Top of Data records
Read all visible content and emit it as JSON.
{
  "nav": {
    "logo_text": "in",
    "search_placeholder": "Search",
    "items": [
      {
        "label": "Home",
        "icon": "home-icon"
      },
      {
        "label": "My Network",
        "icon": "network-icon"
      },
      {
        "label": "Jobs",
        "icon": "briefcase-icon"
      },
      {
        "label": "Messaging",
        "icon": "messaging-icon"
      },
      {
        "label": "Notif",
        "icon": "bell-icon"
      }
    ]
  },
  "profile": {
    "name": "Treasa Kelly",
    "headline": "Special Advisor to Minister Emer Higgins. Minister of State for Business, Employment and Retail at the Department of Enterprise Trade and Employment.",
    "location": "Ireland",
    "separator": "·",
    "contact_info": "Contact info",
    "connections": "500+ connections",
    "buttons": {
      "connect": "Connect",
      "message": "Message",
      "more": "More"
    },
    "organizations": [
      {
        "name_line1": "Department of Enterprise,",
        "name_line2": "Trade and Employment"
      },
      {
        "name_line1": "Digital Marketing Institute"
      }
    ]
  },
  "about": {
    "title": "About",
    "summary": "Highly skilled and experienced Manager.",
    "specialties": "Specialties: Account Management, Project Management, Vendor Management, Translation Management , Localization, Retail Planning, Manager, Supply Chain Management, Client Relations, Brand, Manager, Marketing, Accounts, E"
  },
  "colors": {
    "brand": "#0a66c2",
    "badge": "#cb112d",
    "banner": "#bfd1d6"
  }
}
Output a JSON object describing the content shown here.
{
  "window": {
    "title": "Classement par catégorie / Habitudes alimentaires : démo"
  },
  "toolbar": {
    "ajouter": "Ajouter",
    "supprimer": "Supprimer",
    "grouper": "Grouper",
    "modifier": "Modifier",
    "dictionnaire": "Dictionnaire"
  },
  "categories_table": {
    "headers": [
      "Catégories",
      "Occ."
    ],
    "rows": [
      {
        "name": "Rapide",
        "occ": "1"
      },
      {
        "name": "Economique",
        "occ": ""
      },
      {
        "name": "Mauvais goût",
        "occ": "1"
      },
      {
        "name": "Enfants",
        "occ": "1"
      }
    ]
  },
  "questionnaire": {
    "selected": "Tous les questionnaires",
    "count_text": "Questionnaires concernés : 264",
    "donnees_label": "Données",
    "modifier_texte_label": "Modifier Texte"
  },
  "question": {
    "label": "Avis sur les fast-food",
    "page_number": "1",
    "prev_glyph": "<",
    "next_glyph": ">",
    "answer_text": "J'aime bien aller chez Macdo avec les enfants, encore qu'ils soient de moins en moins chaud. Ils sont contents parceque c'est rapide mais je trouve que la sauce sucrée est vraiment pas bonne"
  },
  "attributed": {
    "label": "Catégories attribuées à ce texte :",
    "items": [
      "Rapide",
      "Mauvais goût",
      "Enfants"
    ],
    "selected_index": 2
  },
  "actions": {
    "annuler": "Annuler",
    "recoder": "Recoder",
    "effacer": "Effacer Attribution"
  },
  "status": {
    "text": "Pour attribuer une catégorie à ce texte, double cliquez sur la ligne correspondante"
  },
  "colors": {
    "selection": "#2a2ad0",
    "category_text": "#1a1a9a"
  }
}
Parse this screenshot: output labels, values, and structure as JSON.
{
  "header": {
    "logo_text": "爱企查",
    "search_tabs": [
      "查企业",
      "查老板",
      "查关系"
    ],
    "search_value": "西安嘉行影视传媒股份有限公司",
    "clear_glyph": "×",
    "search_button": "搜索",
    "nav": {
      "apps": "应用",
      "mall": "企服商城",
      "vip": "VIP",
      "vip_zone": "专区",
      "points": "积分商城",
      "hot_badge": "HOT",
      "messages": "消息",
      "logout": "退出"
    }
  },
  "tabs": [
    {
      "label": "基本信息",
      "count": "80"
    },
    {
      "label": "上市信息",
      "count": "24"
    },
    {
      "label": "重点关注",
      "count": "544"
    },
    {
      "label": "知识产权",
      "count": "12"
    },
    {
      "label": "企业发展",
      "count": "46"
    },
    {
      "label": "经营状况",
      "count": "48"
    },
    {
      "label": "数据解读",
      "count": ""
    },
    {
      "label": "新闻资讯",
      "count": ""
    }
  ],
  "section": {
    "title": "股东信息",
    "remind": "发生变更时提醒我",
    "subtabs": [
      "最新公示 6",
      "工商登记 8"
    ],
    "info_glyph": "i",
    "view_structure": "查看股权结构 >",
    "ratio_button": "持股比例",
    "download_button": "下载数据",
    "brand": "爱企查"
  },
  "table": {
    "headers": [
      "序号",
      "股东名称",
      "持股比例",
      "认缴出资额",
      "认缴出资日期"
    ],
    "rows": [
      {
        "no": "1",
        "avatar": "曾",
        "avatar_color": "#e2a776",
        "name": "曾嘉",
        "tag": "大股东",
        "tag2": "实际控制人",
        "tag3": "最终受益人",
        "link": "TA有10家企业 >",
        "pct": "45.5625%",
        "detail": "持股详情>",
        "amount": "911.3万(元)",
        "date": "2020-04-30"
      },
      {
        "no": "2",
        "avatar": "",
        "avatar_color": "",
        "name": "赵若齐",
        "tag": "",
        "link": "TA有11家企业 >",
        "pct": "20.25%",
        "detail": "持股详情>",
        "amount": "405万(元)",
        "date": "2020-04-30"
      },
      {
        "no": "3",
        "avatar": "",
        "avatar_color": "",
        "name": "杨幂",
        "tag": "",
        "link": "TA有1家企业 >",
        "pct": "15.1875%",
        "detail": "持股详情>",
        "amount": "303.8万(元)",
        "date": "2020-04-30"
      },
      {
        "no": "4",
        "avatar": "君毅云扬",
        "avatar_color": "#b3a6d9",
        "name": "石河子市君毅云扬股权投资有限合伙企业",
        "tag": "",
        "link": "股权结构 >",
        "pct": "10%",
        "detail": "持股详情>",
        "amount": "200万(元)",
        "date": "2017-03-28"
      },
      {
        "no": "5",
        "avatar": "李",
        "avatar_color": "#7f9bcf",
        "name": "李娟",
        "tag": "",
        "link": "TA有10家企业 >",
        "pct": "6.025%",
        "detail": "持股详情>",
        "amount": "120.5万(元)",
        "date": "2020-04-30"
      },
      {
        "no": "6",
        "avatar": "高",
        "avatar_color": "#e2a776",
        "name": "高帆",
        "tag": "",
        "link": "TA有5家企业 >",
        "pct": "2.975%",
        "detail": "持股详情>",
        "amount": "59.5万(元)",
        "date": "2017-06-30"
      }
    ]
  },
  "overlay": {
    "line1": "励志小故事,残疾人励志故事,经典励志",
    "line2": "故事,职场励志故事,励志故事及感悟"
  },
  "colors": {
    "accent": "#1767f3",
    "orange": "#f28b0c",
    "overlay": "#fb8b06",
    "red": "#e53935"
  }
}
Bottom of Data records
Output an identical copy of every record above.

Read all visible content and emit it as JSON.
{
  "nav": {
    "logo_text": "in",
    "search_placeholder": "Search",
    "items": [
      {
        "label": "Home",
        "icon": "home-icon"
      },
      {
        "label": "My Network",
        "icon": "network-icon"
      },
      {
        "label": "Jobs",
        "icon": "briefcase-icon"
      },
      {
        "label": "Messaging",
        "icon": "messaging-icon"
      },
      {
        "label": "Notif",
        "icon": "bell-icon"
      }
    ]
  },
  "profile": {
    "name": "Treasa Kelly",
    "headline": "Special Advisor to Minister Emer Higgins. Minister of State for Business, Employment and Retail at the Department of Enterprise Trade and Employment.",
    "location": "Ireland",
    "separator": "·",
    "contact_info": "Contact info",
    "connections": "500+ connections",
    "buttons": {
      "connect": "Connect",
      "message": "Message",
      "more": "More"
    },
    "organizations": [
      {
        "name_line1": "Department of Enterprise,",
        "name_line2": "Trade and Employment"
      },
      {
        "name_line1": "Digital Marketing Institute"
      }
    ]
  },
  "about": {
    "title": "About",
    "summary": "Highly skilled and experienced Manager.",
    "specialties": "Specialties: Account Management, Project Management, Vendor Management, Translation Management , Localization, Retail Planning, Manager, Supply Chain Management, Client Relations, Brand, Manager, Marketing, Accounts, E"
  },
  "colors": {
    "brand": "#0a66c2",
    "badge": "#cb112d",
    "banner": "#bfd1d6"
  }
}
Output a JSON object describing the content shown here.
{
  "window": {
    "title": "Classement par catégorie / Habitudes alimentaires : démo"
  },
  "toolbar": {
    "ajouter": "Ajouter",
    "supprimer": "Supprimer",
    "grouper": "Grouper",
    "modifier": "Modifier",
    "dictionnaire": "Dictionnaire"
  },
  "categories_table": {
    "headers": [
      "Catégories",
      "Occ."
    ],
    "rows": [
      {
        "name": "Rapide",
        "occ": "1"
      },
      {
        "name": "Economique",
        "occ": ""
      },
      {
        "name": "Mauvais goût",
        "occ": "1"
      },
      {
        "name": "Enfants",
        "occ": "1"
      }
    ]
  },
  "questionnaire": {
    "selected": "Tous les questionnaires",
    "count_text": "Questionnaires concernés : 264",
    "donnees_label": "Données",
    "modifier_texte_label": "Modifier Texte"
  },
  "question": {
    "label": "Avis sur les fast-food",
    "page_number": "1",
    "prev_glyph": "<",
    "next_glyph": ">",
    "answer_text": "J'aime bien aller chez Macdo avec les enfants, encore qu'ils soient de moins en moins chaud. Ils sont contents parceque c'est rapide mais je trouve que la sauce sucrée est vraiment pas bonne"
  },
  "attributed": {
    "label": "Catégories attribuées à ce texte :",
    "items": [
      "Rapide",
      "Mauvais goût",
      "Enfants"
    ],
    "selected_index": 2
  },
  "actions": {
    "annuler": "Annuler",
    "recoder": "Recoder",
    "effacer": "Effacer Attribution"
  },
  "status": {
    "text": "Pour attribuer une catégorie à ce texte, double cliquez sur la ligne correspondante"
  },
  "colors": {
    "selection": "#2a2ad0",
    "category_text": "#1a1a9a"
  }
}
Parse this screenshot: output labels, values, and structure as JSON.
{
  "header": {
    "logo_text": "爱企查",
    "search_tabs": [
      "查企业",
      "查老板",
      "查关系"
    ],
    "search_value": "西安嘉行影视传媒股份有限公司",
    "clear_glyph": "×",
    "search_button": "搜索",
    "nav": {
      "apps": "应用",
      "mall": "企服商城",
      "vip": "VIP",
      "vip_zone": "专区",
      "points": "积分商城",
      "hot_badge": "HOT",
      "messages": "消息",
      "logout": "退出"
    }
  },
  "tabs": [
    {
      "label": "基本信息",
      "count": "80"
    },
    {
      "label": "上市信息",
      "count": "24"
    },
    {
      "label": "重点关注",
      "count": "544"
    },
    {
      "label": "知识产权",
      "count": "12"
    },
    {
      "label": "企业发展",
      "count": "46"
    },
    {
      "label": "经营状况",
      "count": "48"
    },
    {
      "label": "数据解读",
      "count": ""
    },
    {
      "label": "新闻资讯",
      "count": ""
    }
  ],
  "section": {
    "title": "股东信息",
    "remind": "发生变更时提醒我",
    "subtabs": [
      "最新公示 6",
      "工商登记 8"
    ],
    "info_glyph": "i",
    "view_structure": "查看股权结构 >",
    "ratio_button": "持股比例",
    "download_button": "下载数据",
    "brand": "爱企查"
  },
  "table": {
    "headers": [
      "序号",
      "股东名称",
      "持股比例",
      "认缴出资额",
      "认缴出资日期"
    ],
    "rows": [
      {
        "no": "1",
        "avatar": "曾",
        "avatar_color": "#e2a776",
        "name": "曾嘉",
        "tag": "大股东",
        "tag2": "实际控制人",
        "tag3": "最终受益人",
        "link": "TA有10家企业 >",
        "pct": "45.5625%",
        "detail": "持股详情>",
        "amount": "911.3万(元)",
        "date": "2020-04-30"
      },
      {
        "no": "2",
        "avatar": "",
        "avatar_color": "",
        "name": "赵若齐",
        "tag": "",
        "link": "TA有11家企业 >",
        "pct": "20.25%",
        "detail": "持股详情>",
        "amount": "405万(元)",
        "date": "2020-04-30"
      },
      {
        "no": "3",
        "avatar": "",
        "avatar_color": "",
        "name": "杨幂",
        "tag": "",
        "link": "TA有1家企业 >",
        "pct": "15.1875%",
        "detail": "持股详情>",
        "amount": "303.8万(元)",
        "date": "2020-04-30"
      },
      {
        "no": "4",
        "avatar": "君毅云扬",
        "avatar_color": "#b3a6d9",
        "name": "石河子市君毅云扬股权投资有限合伙企业",
        "tag": "",
        "link": "股权结构 >",
        "pct": "10%",
        "detail": "持股详情>",
        "amount": "200万(元)",
        "date": "2017-03-28"
      },
      {
        "no": "5",
        "avatar": "李",
        "avatar_color": "#7f9bcf",
        "name": "李娟",
        "tag": "",
        "link": "TA有10家企业 >",
        "pct": "6.025%",
        "detail": "持股详情>",
        "amount": "120.5万(元)",
        "date": "2020-04-30"
      },
      {
        "no": "6",
        "avatar": "高",
        "avatar_color": "#e2a776",
        "name": "高帆",
        "tag": "",
        "link": "TA有5家企业 >",
        "pct": "2.975%",
        "detail": "持股详情>",
        "amount": "59.5万(元)",
        "date": "2017-06-30"
      }
    ]
  },
  "overlay": {
    "line1": "励志小故事,残疾人励志故事,经典励志",
    "line2": "故事,职场励志故事,励志故事及感悟"
  },
  "colors": {
    "accent": "#1767f3",
    "orange": "#f28b0c",
    "overlay": "#fb8b06",
    "red": "#e53935"
  }
}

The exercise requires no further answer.